When some construction workers in New York attacked student demonstrators, the news was played up in the national media. However, a number of elections in American cities, including those where mostly blue-collar workers lived, showed that antiwar sentiment was strong in the working classes. For instance, in Dearborn, Michigan, an automobile manufacturing town, a poll as early as showed 41 percent of the population favored withdrawal from the Vietnam war.
In , in two counties in California where petitioners placed the issue on the ballot—San Francisco County and Marin County—referenda asking withdrawal of the U. In late , when a Gallup poll presented the statement: "The United States should withdraw all troops from Vietnam by the end of next year," 65 percent of those questioned said, "Yes.
But the most surprising data were in a survey made by the University of Michigan. This showed that, throughout the Vietnam war, Americans with only a grade school education were much stronger for withdrawal from the war than Americans with a college education. In June , of people with a college education, 27 percent were for immediate withdrawal from Vietnam; of people with only a grade school education, 41 percent were for immediate withdrawal.
By September , both groups were more antiwar: 47 percent of the college-educated were for withdrawal, and 61 percent of grade school graduates. There is more evidence of the same kind. Hamilton found in his survey of public opinion: "Preferences for 'tough' policy alternatives are most frequent among the following groups, the highly educated, high status occupations, those with high incomes, younger persons, and those paying much attention to newspapers and magazines. He also found that the regular polls, based on samplings, underestimated the opposition to the war among lower-class people.

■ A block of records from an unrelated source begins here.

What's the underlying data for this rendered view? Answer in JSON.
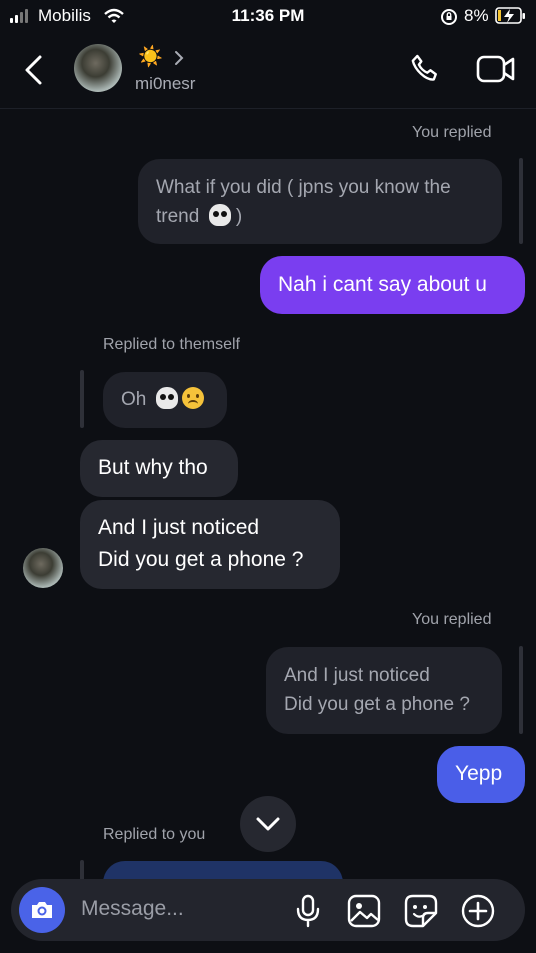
{
  "status_bar": {
    "carrier": "Mobilis",
    "time": "11:36 PM",
    "battery": "8%"
  },
  "header": {
    "username": "mi0nesr",
    "status_emoji": "☀️"
  },
  "messages": {
    "you_replied_1": "You replied",
    "quote_1": "What if you did ( jpns you know the trend",
    "sent_1": "Nah i cant say about u",
    "replied_to_themself": "Replied to themself",
    "quote_2": "Oh",
    "recv_1": "But why tho",
    "recv_2_line1": "And I just noticed",
    "recv_2_line2": "Did you get a phone ?",
    "you_replied_2": "You replied",
    "quote_3_line1": "And I just noticed",
    "quote_3_line2": "Did you get a phone ?",
    "sent_2": "Yepp",
    "replied_to_you": "Replied to you"
  },
  "composer": {
    "placeholder": "Message..."
  },
  "colors": {
    "background": "#0d0f14",
    "purple_bubble": "#7a3ef0",
    "blue_bubble": "#4a5ee8",
    "received_bubble": "#262830"
  },
  "icons": [
    "back-arrow-icon",
    "chevron-right-icon",
    "phone-icon",
    "video-camera-icon",
    "camera-icon",
    "microphone-icon",
    "gallery-icon",
    "sticker-icon",
    "plus-icon",
    "chevron-down-icon"
  ]
}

All this was part of a general change in the entire population of the country. In August of , 61 percent of the population thought the American involvement in Vietnam was not wrong. By May it was exactly reversed; 61 percent thought our involvement was wrong. Bruce Andrews, a Harvard student of public opinion, found that the people most opposed to the war were people over fifty, blacks, and women.